Why Treasury bonds are important
Proceeds from the sale of Treasury bonds go hand in hand with tax revenues to help the federal government finance its operations and repay outstanding U.S. debt.
As a longer-term bond, the 10-year Treasury bond is also used as a gauge for investor sentiment on the economy.
10-year Treasury bond and 10-year Treasury yield
A yield is a measure of the return an investor receives from a bond. Similar to the inverse relationship that bond prices have with interest rates, bond prices usually have an inverse relationship with their respective yield.
Because Treasurys are considered a safe investment, demand is greater when investors are concerned about the state of the economy, which means Treasury bond prices rise, and their respective yields come down.
On the flip side, when the economy heats up and people are not as risk-averse, investors likely favor higher-earning investments over safety and stability. Treasury bond prices come down, and their respective yields increase.
The 10-year Treasury yield is widely followed because it acts as a benchmark for longer-term interest rates, affecting other bonds, mortgages, car loans, personal loans, student loans, savings rates, etc.
How to buy Treasury securities
Similar to other stocks and bonds, you can purchase Treasury bonds either individually or as a collection of securities through mutual funds or exchange-traded funds, or ETFs. Although investors will owe federal taxes on Treasury bonds, one perk is that the interest generated from owning Treasurys is state and local income tax-free.
Buying individual bonds can make sense when you’d like to pinpoint a specific time frame to receive the bond’s repayment. Examples include using bonds as a lower-risk way to earn some interest on money set aside for a certain purpose — think a wedding, tax or tuition payment next year — or as a way to generate a predictable income stream in retirement.
You can purchase Treasury bonds directly from the Treasury Department through its website, TreasuryDirect, or through any brokerage account.
TreasuryDirect auctions Treasury bills, notes and bonds online. These auctions determine a bond’s price and yield using two types of bidding: either noncompetitive or competitive. Competitive bidders detail the terms they are seeking and can be allotted all, part or none of their request, whereas noncompetitive bidders accept the terms set by the auction.
T-bills are sold at a discount from the par amount, or face value, of the bill. Investors receive the full face value amount at maturity. For example, an investor could buy a T-bill for $950 but receive a face value of $1,000 at maturity.

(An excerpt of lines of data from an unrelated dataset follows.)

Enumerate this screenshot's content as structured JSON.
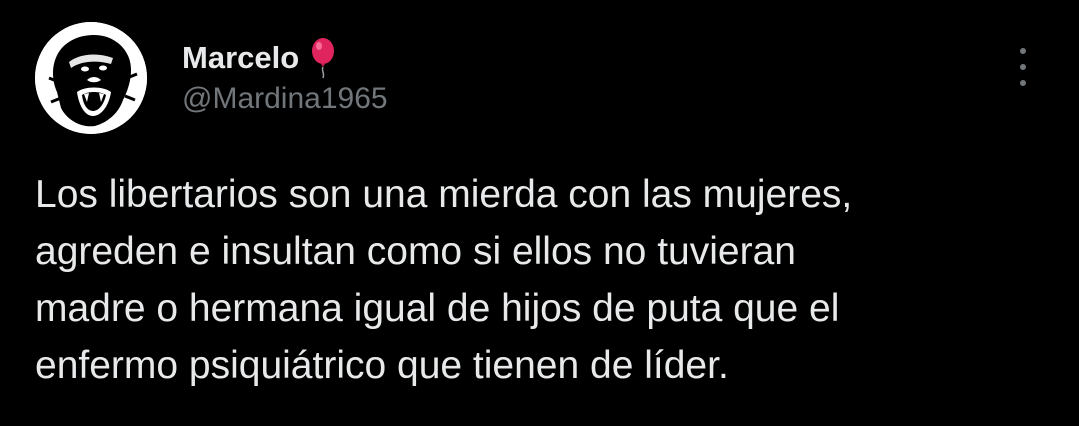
{
  "author": {
    "display_name": "Marcelo",
    "handle": "@Mardina1965",
    "avatar_icon": "gorilla-avatar",
    "name_emoji_icon": "red-balloon-icon"
  },
  "menu": {
    "icon": "more-options-icon"
  },
  "tweet": {
    "lines": [
      "Los libertarios son una mierda con las mujeres,",
      "agreden e insultan como si ellos no tuvieran",
      "madre o hermana igual de hijos de puta que el",
      "enfermo psiquiátrico que tienen de líder."
    ]
  },
  "colors": {
    "background": "#000000",
    "primary_text": "#e7e9ea",
    "secondary_text": "#71767b",
    "balloon": "#e0245e"
  }
}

Investors in longer-term Treasurys (notes, bonds and TIPS) receive a fixed rate of interest, called a coupon, every six months until maturity, upon which they receive the face value of the bond. The price paid for the bond can be greater (sold at a premium) or less than (sold at a discount) the face value, depending on market demand.
If you have no particular time frame in mind for repayment, investing in a mutual fund or ETF may be more appealing because of enhanced diversification from owning a collection of bonds.
Unlike individual bonds, bond funds do not have a maturity date and can therefore be subject to greater volatility. In a bond fund, a fund manager buys and sells bonds with varying terms, so your returns can be subject to market fluctuations when you sell the fund, instead of providing a predictable income.
If you’re looking for short-term maturities, a money market fund can provide exposure because they are usually made up of Treasury bills and other shorter-term debt securities.
» MORE: How to buy bonds